I reflected on my role at this point in the forum saying "my role is a catalyst. I have limited time to meet people in one-on-one settings. By putting my ideas on the Internet, like I'm doing now, I hope to stimulate the involvement of thousands of people.

I visited the Alternative Schools Network web site this morning before writing this. It has great information on the demographics of drop outs and a database of organizations working with youth who have dropped out.

I don't know how much traffic the site gets, but I hope by writing about the forum and posting the web site, more people will find the site, the research data, and locations where they can get involved as leaders, donors, volunteers, etc.

My goal of networking with ASN and others is that they can draw attention to my sites and tutor/mentor programs, just by putting links on their site, or pointing to this sector when they host their events.

Unless we expand the number of people visiting these sites, reading the research, then finding ways to act, not just as a voter, but by voting with their feet, their dollars, and their time, we won't dramatically change the system of supports for kids who are at risk of being drop outs, or who have already become drop outs.


getoffourbuts said...

I applaud the groups efforts. I am working with a 13 year old foster kid in the CASA program in Los Angeles County. He has no motivation to stay in school. I would be interested in any ideas to get him more focused on the rest of his life.
Bruce Juell

Tutor Mentor Connections said...

The concept of one-on-one is that the mentor can try to find something that aligns with an interest the youth might have. That's easier said than done.

I encourage the growth of site based programs, where the program can offer more activities for the youth, and introduce him to more mentors, than is possible in community based mentoring.

On the T/MC web site the links library points to many other programs. The goal is to expand the range of ideas a mentor, or a mentor program, can draw upon to find something that can reach and motivate a youth.

This is still not enough. There's too much information and too little time for volunteers, or program staff, to search for answers.

This is why I'm trying to find funds to expand staff at program site, keep people longer, and help facilitate interaction among volunteers. If you're able to share your ideas and ask questions of a wider network of volunteers who may be working with the same problems as you are, you may find help for your own situation.

No easy answers.

The most important advise I'd give is "stick with it". It can take years to influence the habits of a youth. As he gets older, your role in helping open doors to jobs and other opportunties may be what is really important.
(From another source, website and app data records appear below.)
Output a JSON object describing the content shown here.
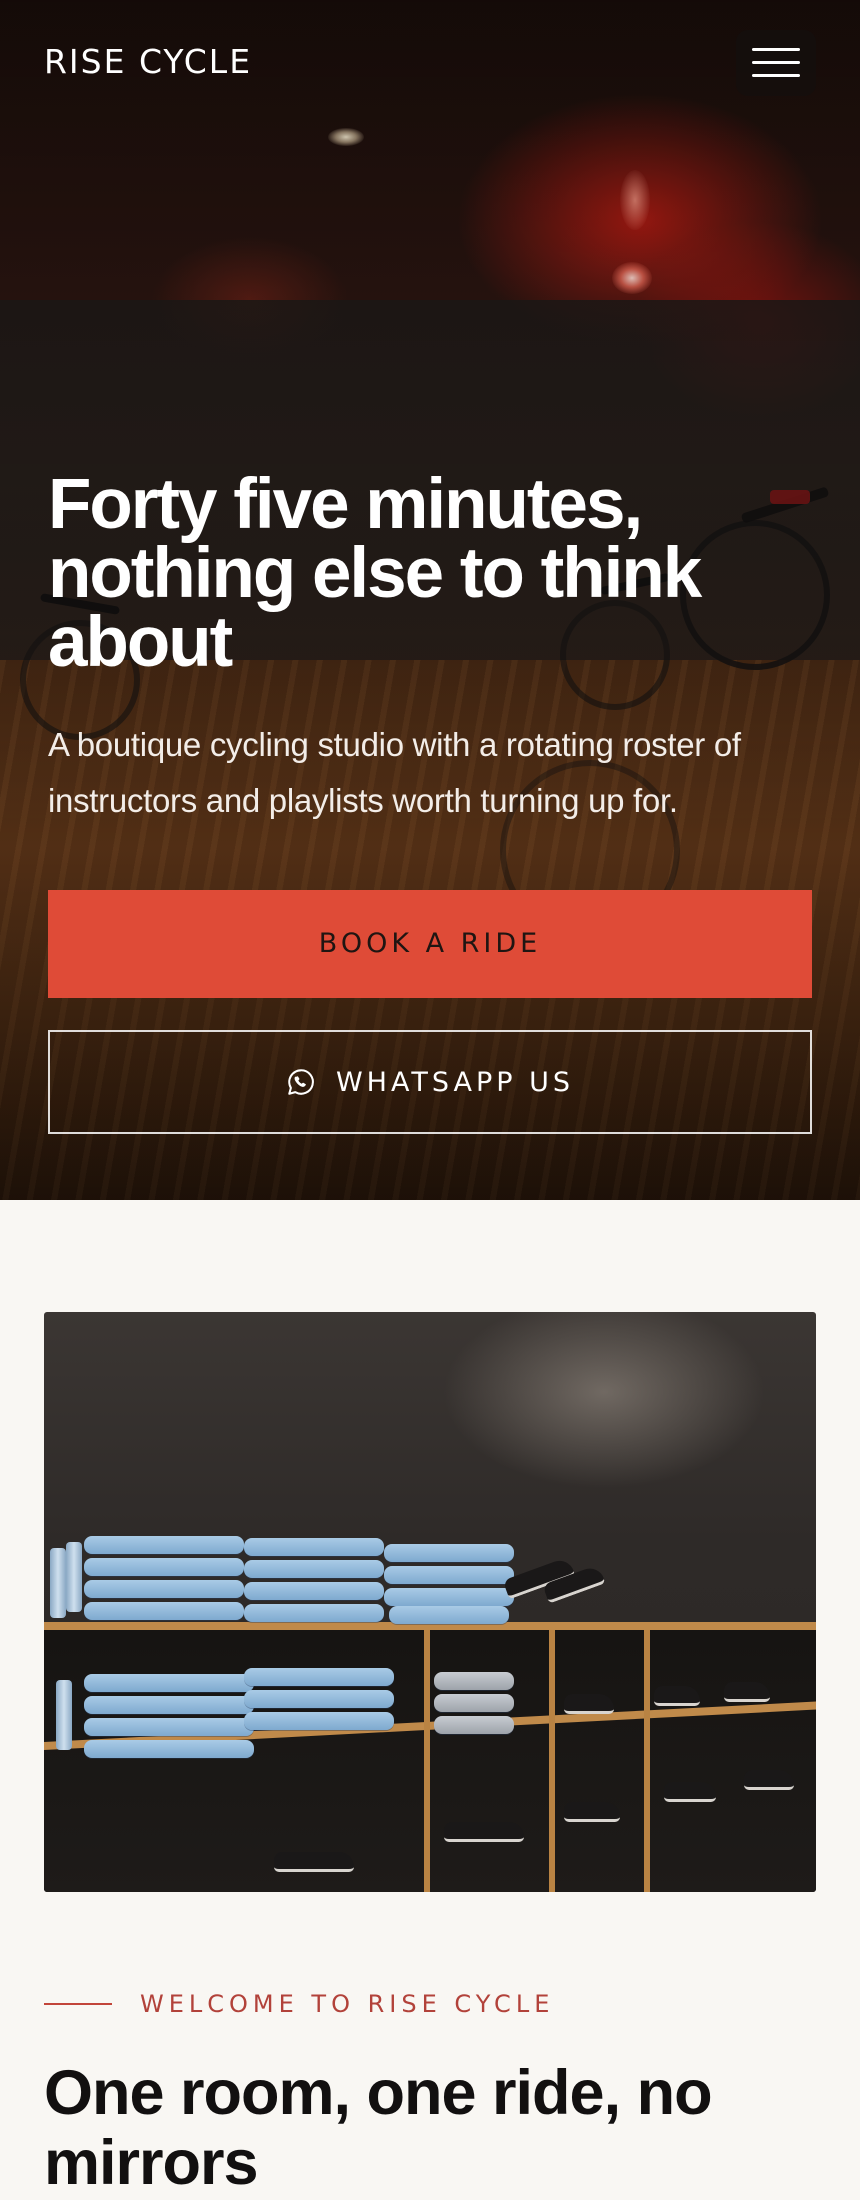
{
  "header": {
    "brand": "RISE CYCLE",
    "menu_icon": "hamburger-menu-icon"
  },
  "hero": {
    "title": "Forty five minutes, nothing else to think about",
    "subtitle": "A boutique cycling studio with a rotating roster of instructors and playlists worth turning up for.",
    "primary_cta": "BOOK A RIDE",
    "secondary_cta": "WHATSAPP US",
    "secondary_cta_icon": "whatsapp-icon"
  },
  "welcome": {
    "eyebrow": "WELCOME TO RISE CYCLE",
    "title": "One room, one ride, no mirrors"
  },
  "colors": {
    "accent": "#df4b37",
    "eyebrow": "#b2423a",
    "page_bg": "#f9f7f3",
    "heading": "#121010"
  }
}
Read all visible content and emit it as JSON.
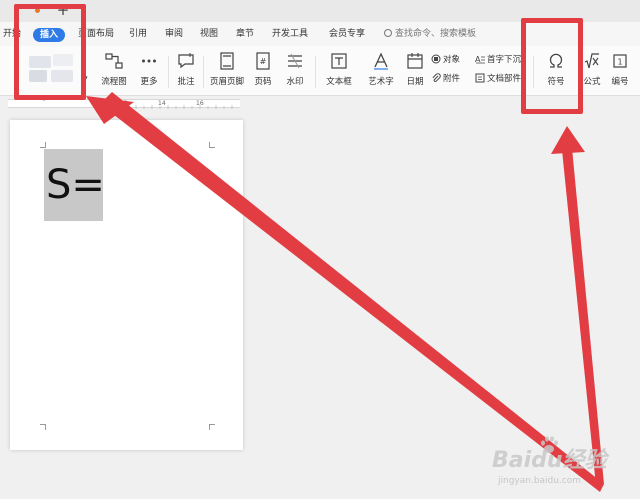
{
  "titlebar": {
    "new_tab_label": "+"
  },
  "tabs": [
    {
      "label": "开始",
      "active": false
    },
    {
      "label": "插入",
      "active": true
    },
    {
      "label": "页面布局",
      "active": false
    },
    {
      "label": "引用",
      "active": false
    },
    {
      "label": "审阅",
      "active": false
    },
    {
      "label": "视图",
      "active": false
    },
    {
      "label": "章节",
      "active": false
    },
    {
      "label": "开发工具",
      "active": false
    },
    {
      "label": "会员专享",
      "active": false
    }
  ],
  "search": {
    "placeholder": "查找命令、搜索模板"
  },
  "toolbar": {
    "flowchart": "流程图",
    "more": "更多",
    "comment": "批注",
    "header_footer": "页眉页脚",
    "page_number": "页码",
    "watermark": "水印",
    "textbox": "文本框",
    "wordart": "艺术字",
    "date": "日期",
    "object": "对象",
    "attachment": "附件",
    "drop_cap": "首字下沉",
    "doc_parts": "文档部件",
    "symbol": "符号",
    "formula": "公式",
    "numbering": "编号"
  },
  "ruler": {
    "marks": [
      "12",
      "14",
      "16"
    ]
  },
  "document": {
    "formula_text": "S="
  },
  "watermark": {
    "brand": "Baidu经验",
    "url": "jingyan.baidu.com"
  },
  "colors": {
    "accent": "#2e7be8",
    "highlight": "#e23d43"
  }
}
Some of us don't mature, or find our way, until later in life. We've just been fortunate that the families and community around us have helped provide momentum, and provide opportunities.